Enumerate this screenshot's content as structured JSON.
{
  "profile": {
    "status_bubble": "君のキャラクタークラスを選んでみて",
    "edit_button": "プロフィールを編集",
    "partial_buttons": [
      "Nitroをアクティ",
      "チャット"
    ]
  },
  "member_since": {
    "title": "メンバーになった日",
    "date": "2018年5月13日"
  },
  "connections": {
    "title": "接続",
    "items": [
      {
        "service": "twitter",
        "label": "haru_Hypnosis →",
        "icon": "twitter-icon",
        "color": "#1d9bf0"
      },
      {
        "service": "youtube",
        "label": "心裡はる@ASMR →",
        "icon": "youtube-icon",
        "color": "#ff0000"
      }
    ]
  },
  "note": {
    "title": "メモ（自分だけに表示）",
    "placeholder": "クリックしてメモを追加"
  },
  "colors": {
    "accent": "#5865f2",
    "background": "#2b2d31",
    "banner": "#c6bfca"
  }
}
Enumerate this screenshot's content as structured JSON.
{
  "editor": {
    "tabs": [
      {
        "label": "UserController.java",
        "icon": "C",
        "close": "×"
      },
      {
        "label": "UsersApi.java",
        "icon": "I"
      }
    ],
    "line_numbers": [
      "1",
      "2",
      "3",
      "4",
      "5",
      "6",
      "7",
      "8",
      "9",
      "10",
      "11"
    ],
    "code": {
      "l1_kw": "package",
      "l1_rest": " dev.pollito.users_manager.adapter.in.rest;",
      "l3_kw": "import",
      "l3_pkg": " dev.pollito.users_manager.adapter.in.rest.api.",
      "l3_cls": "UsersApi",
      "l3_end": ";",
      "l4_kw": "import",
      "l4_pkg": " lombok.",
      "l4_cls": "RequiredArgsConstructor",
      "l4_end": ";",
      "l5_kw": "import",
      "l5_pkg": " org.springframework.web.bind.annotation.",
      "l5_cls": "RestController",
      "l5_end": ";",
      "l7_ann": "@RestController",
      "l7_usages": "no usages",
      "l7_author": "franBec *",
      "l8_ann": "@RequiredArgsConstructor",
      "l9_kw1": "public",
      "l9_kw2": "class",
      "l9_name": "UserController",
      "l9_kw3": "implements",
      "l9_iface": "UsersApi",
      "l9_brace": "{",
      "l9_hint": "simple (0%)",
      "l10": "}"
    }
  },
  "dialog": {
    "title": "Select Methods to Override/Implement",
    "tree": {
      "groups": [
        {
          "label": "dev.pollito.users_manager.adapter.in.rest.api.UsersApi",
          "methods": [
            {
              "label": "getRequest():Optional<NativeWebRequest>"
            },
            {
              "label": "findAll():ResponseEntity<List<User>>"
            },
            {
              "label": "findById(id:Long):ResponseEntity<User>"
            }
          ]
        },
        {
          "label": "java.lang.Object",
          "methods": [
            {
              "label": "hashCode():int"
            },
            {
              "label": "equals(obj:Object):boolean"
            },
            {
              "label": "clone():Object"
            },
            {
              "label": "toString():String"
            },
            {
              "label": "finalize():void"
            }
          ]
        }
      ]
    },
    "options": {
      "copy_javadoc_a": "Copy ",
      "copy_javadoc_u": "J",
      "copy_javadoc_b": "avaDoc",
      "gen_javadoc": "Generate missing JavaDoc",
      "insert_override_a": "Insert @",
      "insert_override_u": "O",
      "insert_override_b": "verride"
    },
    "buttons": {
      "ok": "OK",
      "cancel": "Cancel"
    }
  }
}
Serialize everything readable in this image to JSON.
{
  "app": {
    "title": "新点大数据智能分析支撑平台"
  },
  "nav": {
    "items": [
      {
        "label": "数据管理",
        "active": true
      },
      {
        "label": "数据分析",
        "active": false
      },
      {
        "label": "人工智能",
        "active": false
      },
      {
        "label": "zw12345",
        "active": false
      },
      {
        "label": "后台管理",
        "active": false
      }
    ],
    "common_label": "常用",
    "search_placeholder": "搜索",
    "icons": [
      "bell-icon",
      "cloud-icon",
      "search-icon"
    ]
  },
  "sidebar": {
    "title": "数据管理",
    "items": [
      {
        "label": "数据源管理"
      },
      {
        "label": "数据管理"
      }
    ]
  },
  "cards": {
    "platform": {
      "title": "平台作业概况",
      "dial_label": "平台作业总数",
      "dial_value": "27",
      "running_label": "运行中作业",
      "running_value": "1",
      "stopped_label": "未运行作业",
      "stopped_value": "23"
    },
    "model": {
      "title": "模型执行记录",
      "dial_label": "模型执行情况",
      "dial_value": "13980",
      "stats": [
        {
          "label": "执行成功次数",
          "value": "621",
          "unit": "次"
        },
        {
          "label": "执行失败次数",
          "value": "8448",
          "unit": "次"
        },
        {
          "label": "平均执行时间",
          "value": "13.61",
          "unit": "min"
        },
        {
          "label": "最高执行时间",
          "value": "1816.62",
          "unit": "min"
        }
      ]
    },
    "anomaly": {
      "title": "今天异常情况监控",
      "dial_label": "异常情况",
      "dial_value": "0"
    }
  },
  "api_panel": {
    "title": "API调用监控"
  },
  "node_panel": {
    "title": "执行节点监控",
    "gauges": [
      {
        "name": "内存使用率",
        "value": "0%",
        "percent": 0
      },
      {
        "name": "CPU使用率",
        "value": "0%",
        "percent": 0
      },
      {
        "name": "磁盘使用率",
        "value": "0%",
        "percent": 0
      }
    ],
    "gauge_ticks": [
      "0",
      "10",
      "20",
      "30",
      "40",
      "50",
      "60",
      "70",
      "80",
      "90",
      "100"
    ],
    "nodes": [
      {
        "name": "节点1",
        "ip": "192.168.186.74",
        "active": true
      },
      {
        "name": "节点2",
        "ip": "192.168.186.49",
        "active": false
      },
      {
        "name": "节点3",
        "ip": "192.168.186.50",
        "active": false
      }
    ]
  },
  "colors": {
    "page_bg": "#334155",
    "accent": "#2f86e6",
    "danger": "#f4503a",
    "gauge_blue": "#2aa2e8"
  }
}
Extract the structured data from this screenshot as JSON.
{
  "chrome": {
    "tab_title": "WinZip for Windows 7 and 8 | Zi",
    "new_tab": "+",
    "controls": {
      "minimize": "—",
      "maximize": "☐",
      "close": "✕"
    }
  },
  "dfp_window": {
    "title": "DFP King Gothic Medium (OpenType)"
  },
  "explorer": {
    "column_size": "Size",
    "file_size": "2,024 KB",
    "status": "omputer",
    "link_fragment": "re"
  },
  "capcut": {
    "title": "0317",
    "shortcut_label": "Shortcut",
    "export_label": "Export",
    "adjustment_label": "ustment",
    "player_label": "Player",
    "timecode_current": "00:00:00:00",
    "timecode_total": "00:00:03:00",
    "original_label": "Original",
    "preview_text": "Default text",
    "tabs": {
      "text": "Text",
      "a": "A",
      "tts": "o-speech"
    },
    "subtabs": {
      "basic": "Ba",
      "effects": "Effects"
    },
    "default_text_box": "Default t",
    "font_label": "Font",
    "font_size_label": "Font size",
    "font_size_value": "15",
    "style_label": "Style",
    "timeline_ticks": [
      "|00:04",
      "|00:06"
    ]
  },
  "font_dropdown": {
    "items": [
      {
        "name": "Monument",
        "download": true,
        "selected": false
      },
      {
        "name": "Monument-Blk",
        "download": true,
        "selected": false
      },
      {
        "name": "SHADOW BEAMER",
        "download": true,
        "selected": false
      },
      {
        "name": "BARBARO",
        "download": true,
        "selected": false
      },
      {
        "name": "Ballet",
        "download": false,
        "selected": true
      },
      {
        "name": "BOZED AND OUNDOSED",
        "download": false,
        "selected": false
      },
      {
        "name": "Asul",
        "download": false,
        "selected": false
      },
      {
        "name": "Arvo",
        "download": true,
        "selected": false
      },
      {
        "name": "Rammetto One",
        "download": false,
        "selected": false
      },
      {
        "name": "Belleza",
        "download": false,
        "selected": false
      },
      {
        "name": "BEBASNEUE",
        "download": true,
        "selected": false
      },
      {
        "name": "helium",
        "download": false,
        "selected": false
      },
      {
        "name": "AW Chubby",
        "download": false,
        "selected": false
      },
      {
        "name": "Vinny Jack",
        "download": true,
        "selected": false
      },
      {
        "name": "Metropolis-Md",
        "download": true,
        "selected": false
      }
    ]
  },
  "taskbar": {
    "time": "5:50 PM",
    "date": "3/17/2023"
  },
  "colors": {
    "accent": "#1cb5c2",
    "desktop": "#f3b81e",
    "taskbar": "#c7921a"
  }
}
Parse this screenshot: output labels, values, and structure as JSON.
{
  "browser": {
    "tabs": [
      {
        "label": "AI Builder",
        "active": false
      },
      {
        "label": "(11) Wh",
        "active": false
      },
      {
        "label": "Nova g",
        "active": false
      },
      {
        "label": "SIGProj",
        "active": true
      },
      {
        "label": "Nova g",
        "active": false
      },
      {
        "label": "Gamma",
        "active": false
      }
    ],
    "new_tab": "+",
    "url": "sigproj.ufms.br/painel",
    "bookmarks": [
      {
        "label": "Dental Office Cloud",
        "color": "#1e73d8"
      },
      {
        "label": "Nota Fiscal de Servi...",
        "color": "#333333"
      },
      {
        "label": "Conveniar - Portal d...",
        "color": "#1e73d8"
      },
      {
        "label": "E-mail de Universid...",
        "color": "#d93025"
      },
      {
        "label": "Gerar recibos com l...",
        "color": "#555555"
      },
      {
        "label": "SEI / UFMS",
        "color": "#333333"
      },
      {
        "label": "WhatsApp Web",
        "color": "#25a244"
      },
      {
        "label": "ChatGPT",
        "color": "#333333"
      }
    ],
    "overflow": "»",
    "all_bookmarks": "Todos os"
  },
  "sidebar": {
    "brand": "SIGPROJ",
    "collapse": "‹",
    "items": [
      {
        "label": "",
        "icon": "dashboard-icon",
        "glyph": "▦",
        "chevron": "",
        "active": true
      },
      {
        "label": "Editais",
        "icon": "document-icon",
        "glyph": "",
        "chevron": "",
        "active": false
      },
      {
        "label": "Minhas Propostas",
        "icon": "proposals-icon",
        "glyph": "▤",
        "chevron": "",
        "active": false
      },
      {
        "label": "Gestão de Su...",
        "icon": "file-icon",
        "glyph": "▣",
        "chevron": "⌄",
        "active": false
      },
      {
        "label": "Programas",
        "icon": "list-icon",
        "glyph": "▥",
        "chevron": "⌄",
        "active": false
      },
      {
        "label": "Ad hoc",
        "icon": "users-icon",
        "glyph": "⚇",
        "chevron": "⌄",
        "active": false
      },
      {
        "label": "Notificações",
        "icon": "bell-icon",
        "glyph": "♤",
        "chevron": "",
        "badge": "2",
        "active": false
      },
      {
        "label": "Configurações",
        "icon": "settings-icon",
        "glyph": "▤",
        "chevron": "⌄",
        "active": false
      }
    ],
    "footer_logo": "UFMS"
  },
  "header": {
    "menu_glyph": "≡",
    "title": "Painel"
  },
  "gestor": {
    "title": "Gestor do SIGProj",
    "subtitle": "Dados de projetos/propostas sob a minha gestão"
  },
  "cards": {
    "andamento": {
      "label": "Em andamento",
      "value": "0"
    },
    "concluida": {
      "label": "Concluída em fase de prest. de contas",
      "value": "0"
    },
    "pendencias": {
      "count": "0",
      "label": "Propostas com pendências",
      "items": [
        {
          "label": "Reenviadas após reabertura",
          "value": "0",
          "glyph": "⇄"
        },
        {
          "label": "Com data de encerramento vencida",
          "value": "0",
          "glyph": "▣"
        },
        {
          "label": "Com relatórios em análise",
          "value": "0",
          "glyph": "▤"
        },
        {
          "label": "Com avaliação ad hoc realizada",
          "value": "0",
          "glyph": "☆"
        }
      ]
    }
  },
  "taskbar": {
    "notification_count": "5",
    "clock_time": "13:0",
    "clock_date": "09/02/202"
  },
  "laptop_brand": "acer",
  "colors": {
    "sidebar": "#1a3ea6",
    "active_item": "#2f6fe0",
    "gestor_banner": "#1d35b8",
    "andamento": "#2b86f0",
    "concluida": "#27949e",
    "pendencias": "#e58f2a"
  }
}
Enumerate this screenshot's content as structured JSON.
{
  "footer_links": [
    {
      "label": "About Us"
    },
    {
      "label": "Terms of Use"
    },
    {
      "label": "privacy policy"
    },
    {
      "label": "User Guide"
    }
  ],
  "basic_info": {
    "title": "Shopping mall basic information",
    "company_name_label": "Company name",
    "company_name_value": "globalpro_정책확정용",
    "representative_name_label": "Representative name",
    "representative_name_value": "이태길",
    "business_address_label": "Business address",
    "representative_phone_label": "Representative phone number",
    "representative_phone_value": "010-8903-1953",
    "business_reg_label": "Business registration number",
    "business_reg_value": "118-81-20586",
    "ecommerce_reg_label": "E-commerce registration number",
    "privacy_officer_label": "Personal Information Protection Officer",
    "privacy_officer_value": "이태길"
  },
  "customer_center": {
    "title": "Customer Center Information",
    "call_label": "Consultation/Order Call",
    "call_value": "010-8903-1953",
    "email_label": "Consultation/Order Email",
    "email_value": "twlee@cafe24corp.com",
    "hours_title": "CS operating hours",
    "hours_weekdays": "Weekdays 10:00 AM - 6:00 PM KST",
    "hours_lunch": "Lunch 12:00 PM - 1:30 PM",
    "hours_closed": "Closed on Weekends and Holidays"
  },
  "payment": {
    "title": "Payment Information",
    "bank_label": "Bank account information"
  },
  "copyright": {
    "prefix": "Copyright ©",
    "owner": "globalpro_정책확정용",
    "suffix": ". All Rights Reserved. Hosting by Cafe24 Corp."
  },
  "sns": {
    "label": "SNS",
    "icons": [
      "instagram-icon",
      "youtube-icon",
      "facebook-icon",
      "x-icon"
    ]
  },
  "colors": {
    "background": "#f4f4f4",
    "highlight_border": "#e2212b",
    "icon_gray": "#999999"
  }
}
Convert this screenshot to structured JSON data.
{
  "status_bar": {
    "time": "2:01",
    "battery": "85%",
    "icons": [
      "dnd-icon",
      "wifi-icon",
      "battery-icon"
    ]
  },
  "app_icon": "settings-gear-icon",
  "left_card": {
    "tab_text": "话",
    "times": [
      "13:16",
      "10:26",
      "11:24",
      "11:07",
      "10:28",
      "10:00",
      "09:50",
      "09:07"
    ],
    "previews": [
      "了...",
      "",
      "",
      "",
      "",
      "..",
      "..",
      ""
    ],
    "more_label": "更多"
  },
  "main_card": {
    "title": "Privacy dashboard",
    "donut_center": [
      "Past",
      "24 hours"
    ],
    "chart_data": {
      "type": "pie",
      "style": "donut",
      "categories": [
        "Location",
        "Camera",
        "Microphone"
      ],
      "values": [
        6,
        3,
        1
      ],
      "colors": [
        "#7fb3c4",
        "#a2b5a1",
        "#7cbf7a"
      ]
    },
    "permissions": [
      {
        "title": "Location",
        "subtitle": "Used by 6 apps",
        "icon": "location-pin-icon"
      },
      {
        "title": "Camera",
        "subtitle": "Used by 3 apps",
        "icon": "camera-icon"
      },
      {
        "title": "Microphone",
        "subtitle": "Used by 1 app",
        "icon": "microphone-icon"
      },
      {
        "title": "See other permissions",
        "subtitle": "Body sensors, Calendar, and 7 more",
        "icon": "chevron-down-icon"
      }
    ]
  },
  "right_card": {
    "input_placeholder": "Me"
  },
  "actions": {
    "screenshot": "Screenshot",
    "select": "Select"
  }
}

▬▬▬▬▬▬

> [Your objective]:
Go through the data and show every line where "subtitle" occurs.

> [Solution to the exercise]:
    "subtitle": "Dados de projetos/propostas sob a minha gestão"
        "subtitle": "Used by 6 apps",
        "subtitle": "Used by 3 apps",
        "subtitle": "Used by 1 app",
        "subtitle": "Body sensors, Calendar, and 7 more",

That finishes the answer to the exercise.